What is radiation therapy?
Radiation therapy is a form of cancer treatment that uses high levels of radiation to kill cancer cells or keep them from growing and dividing â€” while minimizing damage to healthy cells. When used for breast cancer treatment, radiation is delivered to the affected breast and, in some cases, to the lymph nodes under the arm or at the collarbone.
What is MammoSite 5-Day Targeted Radiation Therapy?
MammoSite Targeted Radiation Therapy works from the inside, meaning that a higher daily dose can be used for a shorter period of time â€“ 5 days vs. 5-7 weeks.
Advantages of MammoSite
- Treatment with MammoSite 5-Day Targeted Radiation Therapy can help you get back to your normal life sooner â€“ just 5 days vs. 5-7 weeks.
- MammoSite places the radiation source inside the lumpectomy cavity (the space left when a tumor is removed). This delivers radiation to the area where cancer is most likely to recur.
- Clinical trials for the MammoSite Radiation Therapy System have shown it to be well tolerated, with mild side effects for a short period of time.
- The therapy is given on an outpatient basis. No hospital stay is required.
- 5-year Initial Clinical Trial Results (N=43):
- No local recurrences
- 83.3% of the patients had good/excellent cosmetic results
- 100% of patients in the initial clinical trial would recommend MammoSite to a friend or family member.
- 100% of patients in the initial clinical trial would use MammoSite again if they had to do it over.
MammoSite vs. External Beam Radiation
Dr. Louis Munoz, radiation oncologist, describes the difference between conventional radiation and MammoSite 5-Day treatment
How It Works
After the breast cancer tumor is removed (lumpectomy), a small, soft MammoSite balloon attached to a thin tube (catheter) is placed inside the lumpectomy cavity through a small incision in the breast.
- The balloon is â€œinflatedâ€ with saline solution so that it fits snugly into the cavity. It remains inflated during the 5-day treatment.
- A small portion of the catheter remains outside the breast; this is secured to a cushioned gauze pad to prevent movement of the catheter.
- Treatment is planned by a radiation oncologist who will take images of the MammoSite balloon catheter in the breast and determine the amount of radiation needed.
- During therapy, the portion of the catheter that remains outside your breast is connected to a computer-controlled High Dose Rate (HDR) machine that inserts a radiation â€œseedâ€ to deliver the therapy.
- Once therapy is complete, the seed is removed, the catheter is unplugged, and you will be free to return to your normal daily activities.
- No radiation remains inside your breast in between treatments.
- After 5 days of treatment, your MammoSite balloon catheter will be removed, usually on the last day of treatment.
- The balloon is gently removed through the same incision made to place it.
What to Expect
Clinical studies of the MammoSiteÂ® Radiation Therapy System have shown it to be well tolerated, with mild side effects that generally last for a short period of time.5
Side effects that occurred most frequently include redness, bruising and breast pain.

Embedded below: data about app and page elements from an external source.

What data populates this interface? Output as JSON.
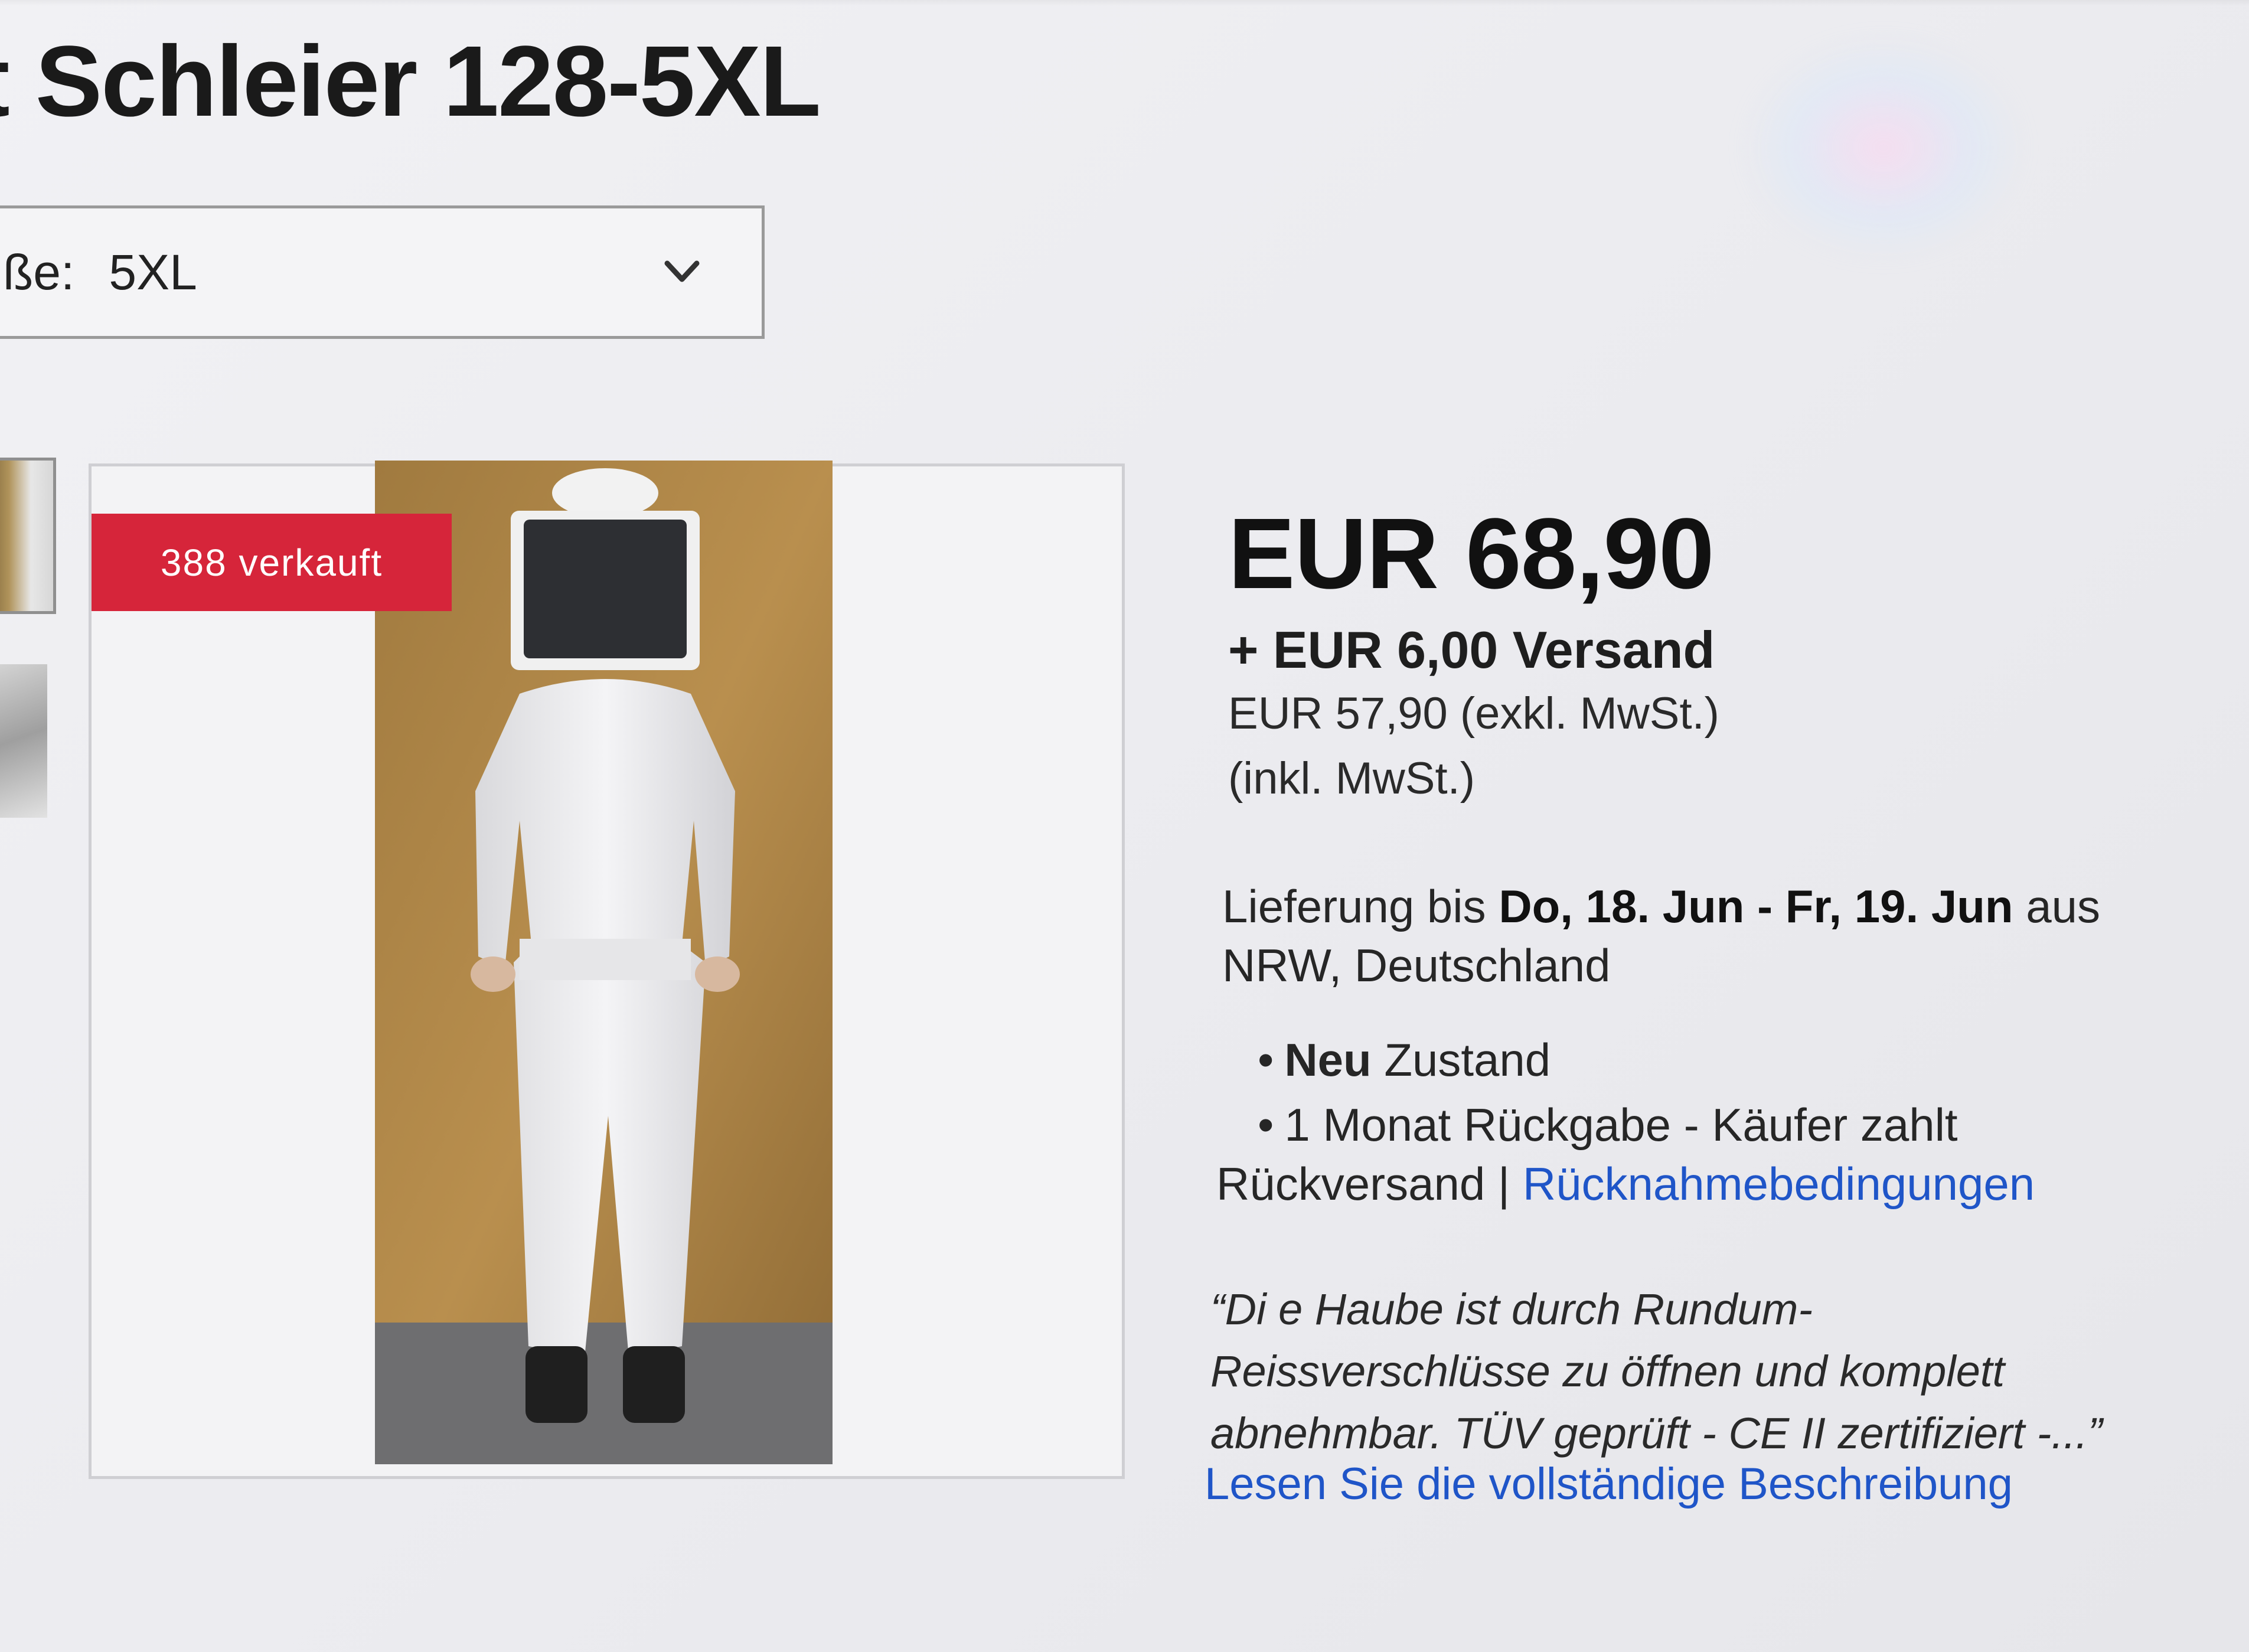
{
  "listing": {
    "title": "t Schleier 128-5XL",
    "size_selector": {
      "label": "ße:",
      "value": "5XL"
    },
    "sold_badge": "388 verkauft",
    "price": "EUR 68,90",
    "shipping": "+ EUR 6,00 Versand",
    "price_ex_vat": "EUR 57,90 (exkl. MwSt.)",
    "vat_note": "(inkl. MwSt.)",
    "delivery": {
      "prefix": "Lieferung bis",
      "dates": "Do, 18. Jun - Fr, 19. Jun",
      "suffix": "aus",
      "origin": "NRW, Deutschland"
    },
    "condition": {
      "value": "Neu",
      "label": "Zustand"
    },
    "returns": {
      "text": "1 Monat Rückgabe - Käufer zahlt",
      "text2": "Rückversand |",
      "link": "Rücknahmebedingungen"
    },
    "description_excerpt": [
      "“Di e Haube ist durch Rundum-",
      "Reissverschlüsse zu öffnen und komplett",
      "abnehmbar. TÜV geprüft - CE II zertifiziert -...”"
    ],
    "read_more": "Lesen Sie die vollständige Beschreibung",
    "icons": {
      "select": "chevron-down-icon"
    },
    "colors": {
      "badge": "#d6253a",
      "link": "#1f55c8"
    }
  }
}
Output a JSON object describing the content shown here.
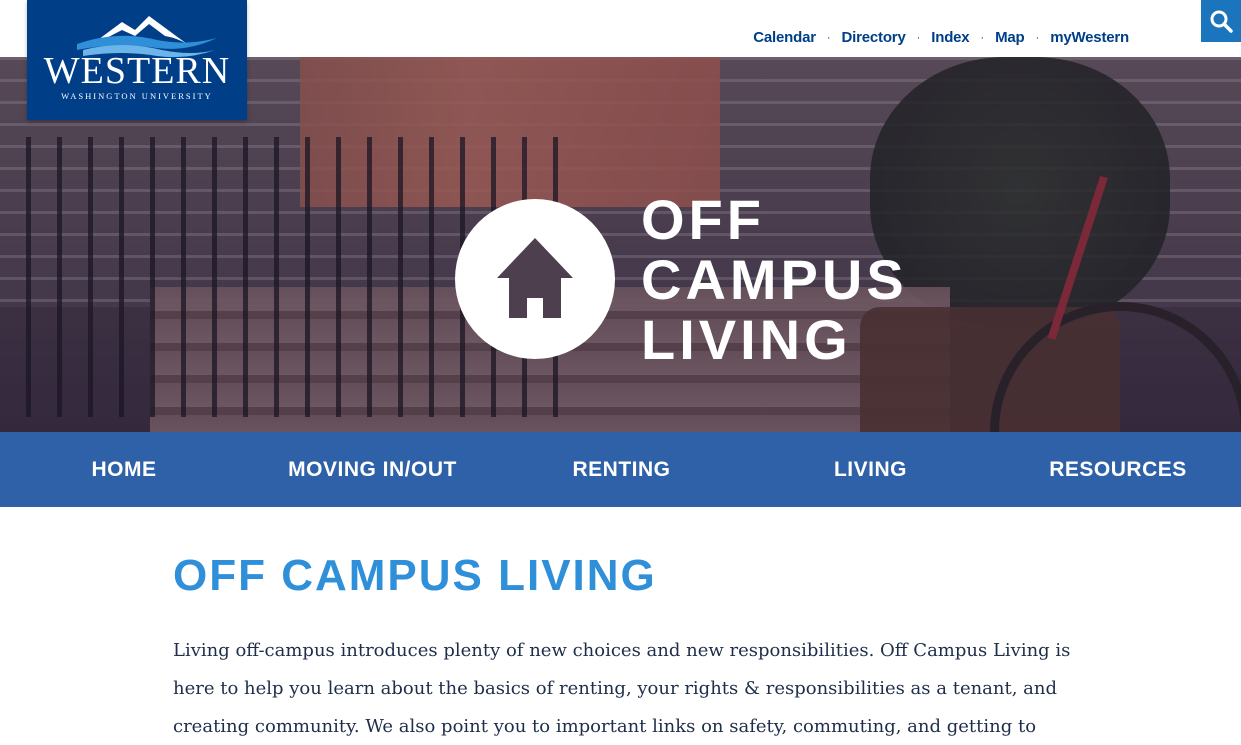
{
  "header": {
    "logo": {
      "wordmark": "WESTERN",
      "subline": "WASHINGTON UNIVERSITY"
    },
    "utility_links": [
      {
        "label": "Calendar"
      },
      {
        "label": "Directory"
      },
      {
        "label": "Index"
      },
      {
        "label": "Map"
      },
      {
        "label": "myWestern"
      }
    ],
    "separator": "·",
    "search_icon": "search-icon"
  },
  "hero": {
    "icon": "house-icon",
    "title_lines": [
      "OFF",
      "CAMPUS",
      "LIVING"
    ]
  },
  "nav": {
    "items": [
      {
        "label": "HOME"
      },
      {
        "label": "MOVING IN/OUT"
      },
      {
        "label": "RENTING"
      },
      {
        "label": "LIVING"
      },
      {
        "label": "RESOURCES"
      }
    ]
  },
  "main": {
    "title": "OFF CAMPUS LIVING",
    "intro": "Living off-campus introduces plenty of new choices and new responsibilities. Off Campus Living is here to help you learn about the basics of renting, your rights & responsibilities as a tenant, and creating community. We also point you to important links on safety, commuting, and getting to"
  },
  "colors": {
    "brand_navy": "#003f87",
    "nav_blue": "#2e61a8",
    "title_blue": "#2f8fd8",
    "search_blue": "#1b75bc",
    "body_text": "#1e2e4a"
  }
}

These did not occur in all patients.
These are all common side effects of breast surgery and/or radiation therapy and usually go away after a short time.
Occasionally, there is also drainage that occurs from the catheter insertion site, which is normal; this should also go away after a short time.
Even qualified candidates may not complete the 5-day treatment due to varying clinical conditions. In that event, you need to consult your physician about alternate treatments. You should talk to your doctor about all the risks and benefits of your treatment.
Am I a candidate for MammoSite 5-Day Targeted Radiation Therapy?
Four medical societies have created guidelines to help doctors select patients who can benefit from MammoSite 5-Day Targeted Radiation Therapy.
|Professional Medical Society Consensus Guidelines:
Patient Selection Criteria for Accelerated Partial Breast Irradiation
|Diagnosis||Unifocal, invasive ductal carcinoma||Invasive ductal carcinoma or ductal carcinoma in situ (DCIS)||Invasive ductal carcinoma or DCIS||Invasive ductal or other favorable subtypes (ie: mucinous, tubular, colloid)||Pure DCIS â‰¤3cm EIC â‰¤3cm|
|Surgical Margins||Negative microscopic margins of excision||Negative microscopic surgical margins of excision||Negative microscopic surgical margins of excision||Negative by at least 2mm||Close (<2mm)|
|Nodal Status||NÃ˜||NÃ˜||NÃ˜||NÃ˜ (i-,i+)|
1M.Keisch, et al. Breast Brachytherapy Task Group, American Brachytherapy Society. February, 2007. http://www.Americanbrachytherapy.org
2Consensus statement for accelerated partial breast irradiation. The American Society of Breast Surgeons. December 8, 2005.
3American College of Radiation Oncology Statement on Partial Breast Irradiation. September, 2008.
4American Society for Radiation Oncology Consensus Statement on Partial Breast Irradiation. July 2009